To lose a family
A Special feature on the past , present and future of Petite Savanne
Imagine standing with your brother one moment and the next second a mountain comes tumbling down on him. No last words; no final good-bye— nothing.
You run to tell your parents what had happened, only to discover that they too are dead. Their house, which you knew like the back of your hand, is crushed like cardboard by earth and rubble.
Next, you find out that relatives and neighbours you have known all your life are dead. Houses that formed part of the landscape are reduced to rubble; some are completely buried, as if they were never there.
This apocalyptic scene is not a part of someone's vivid imagination. It's not a Hollywood movie plot, nor is it a bad dream.
It happened at Petite Savanne on August 27, 2015 and has been etched into Fabian Fontaine's memory for evermore.
Still, Fabian is calm as he relates his story.
He woke up at about 6:00am that day and it was raining heavily; big, fat raindrops.
He recalls having a bad feeling about the weather and he left to go to his parents' home nearby.
His 63-year-old parents, Victor and Cecelia Fontaine, his sister and her four-year-old son all lived together on the same plot of land.
"When I went there I actually saw at the back of the house a lot of dirt, like a little slide. The windows, [my mother] had to send it down or the dirt would come inside and flood the place.
"At the back of my sister's home was the same thing. I told [my mother] to leave and she was [leaving to go] to my brother's house."
Fabian knew his brother Alex Fontaine had worked the night shift at the Dominica Essential Oils and Spices Cooperative (DEOSC) distillery some distance away.
He wanted to ensure that he was okay and to tell him to go and check on his girlfriend and their nine-month-old baby.
But his brother had already left the distillery, and just in time too because the water in the river was rising rapidly and had already covered the bridge, making it impassible.

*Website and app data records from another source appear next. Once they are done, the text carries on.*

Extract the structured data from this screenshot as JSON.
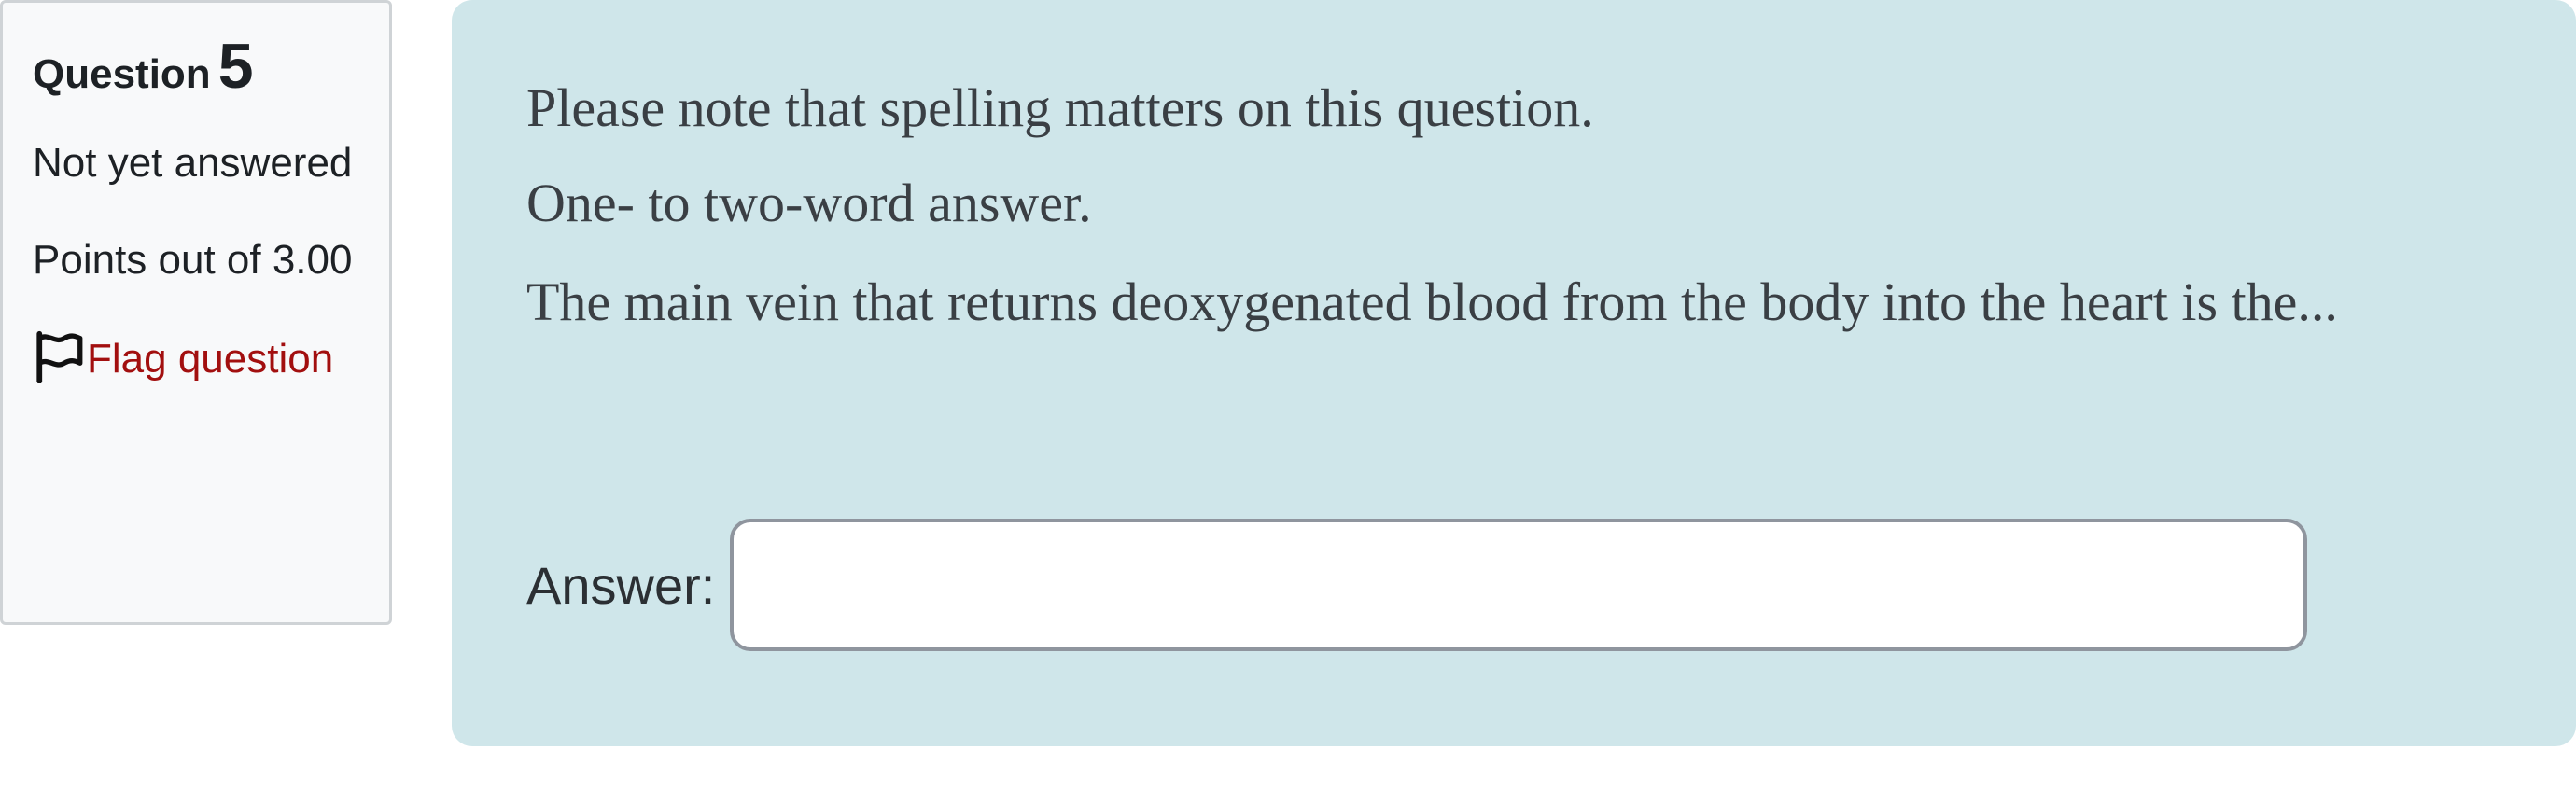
{
  "question_info": {
    "label": "Question",
    "number": "5",
    "state": "Not yet answered",
    "grade": "Points out of 3.00",
    "flag_label": "Flag question",
    "flag_icon": "flag-outline-icon"
  },
  "question_content": {
    "paragraphs": [
      "Please note that spelling matters on this question.",
      "One- to two-word answer.",
      "The main vein that returns deoxygenated blood from the body into the heart is the..."
    ],
    "answer_label": "Answer:",
    "answer_value": "",
    "answer_placeholder": ""
  },
  "colors": {
    "content_background": "#cfe6ea",
    "info_background": "#f8f9fa",
    "flag_link": "#a20f0f"
  }
}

Fabian eventually found his brother taking shelter from the rain in another resident's cellar.
Fabian, Alex, their uncle and six other men looked on for a while as the river roared by, the powerful currents tossing huge trees like they were toys.
The river had transformed completely, bearing no resemblance to the gently flowing waterway Fabian had played in as a boy.
As they watched the river swell, the group suddenly heard a loud explosion.
"Suddenly, I heard a big noise…like a bomb…" A landslide had engulfed the Dominica Essential Oils and Spices distillery and the boiler had exploded.
Within seconds, everyone was covered with debris. "I thought it was the last day of my life…" Fabian said.
Covered in thick muck from head to toe, Fontaine found himself being propelled in a slurry of earth, rocks and debris mixed with water from the river, which had now overflowed its banks.
Fabian prayed as he continued to tumble.
"While I was praying I could hear the water …washing the mud away from me…."
Fabian managed to grab a root and pull himself out of the mud. He was battered and bruised —but alive!
Two cousins rushed to his assistance and took him to their home where they threw water on him to wash away some of the mud. "After a few minutes, I saw my uncle coming. But then I did not see the rest of the guys. All of them had perished," Fabian said.
"Then I was running home to tell my mother what happened…on my way home, I did not see my home. My aunty's home, I did not see. My brother Alex that passed away, his home was crushed as well. The whole place was devastated."
"And all what you can see in Petite Savanne…no matter where you put your eyes, it's slides.
"I was shouting, screaming….everything was strange…first time I was facing those things in my life.
"I thought my mother and father would get old and I would take care of them, but they just left me…" he said.
Fabian ran to a neighbor's house where he found his sister with her son and another brother Cyrus who was badly injured.
He found that his parents and brother had already died, and his brother's adopted daughter as well, along with an aunt and her husband, four first cousins, two uncles and an uncle's wife.
There was no cell phone service at first, but someone was eventually able to phone for help, which arrived shortly after.
Three days later, Fabian was out of the village. But not before he had helped to bury four bodies found in the aftermath.
He buried his first cousin and third cousin— Simon Laurent and Raphael Darroux, his aunt's husband— Jonathan Antoine and 17-year-old Gavin Baron.
"They found a body…I was not there to identify and they say she looked like my first cousin…" he said.
His sister told him that after Fabian had left that morning, she was forced to flee the house with her child.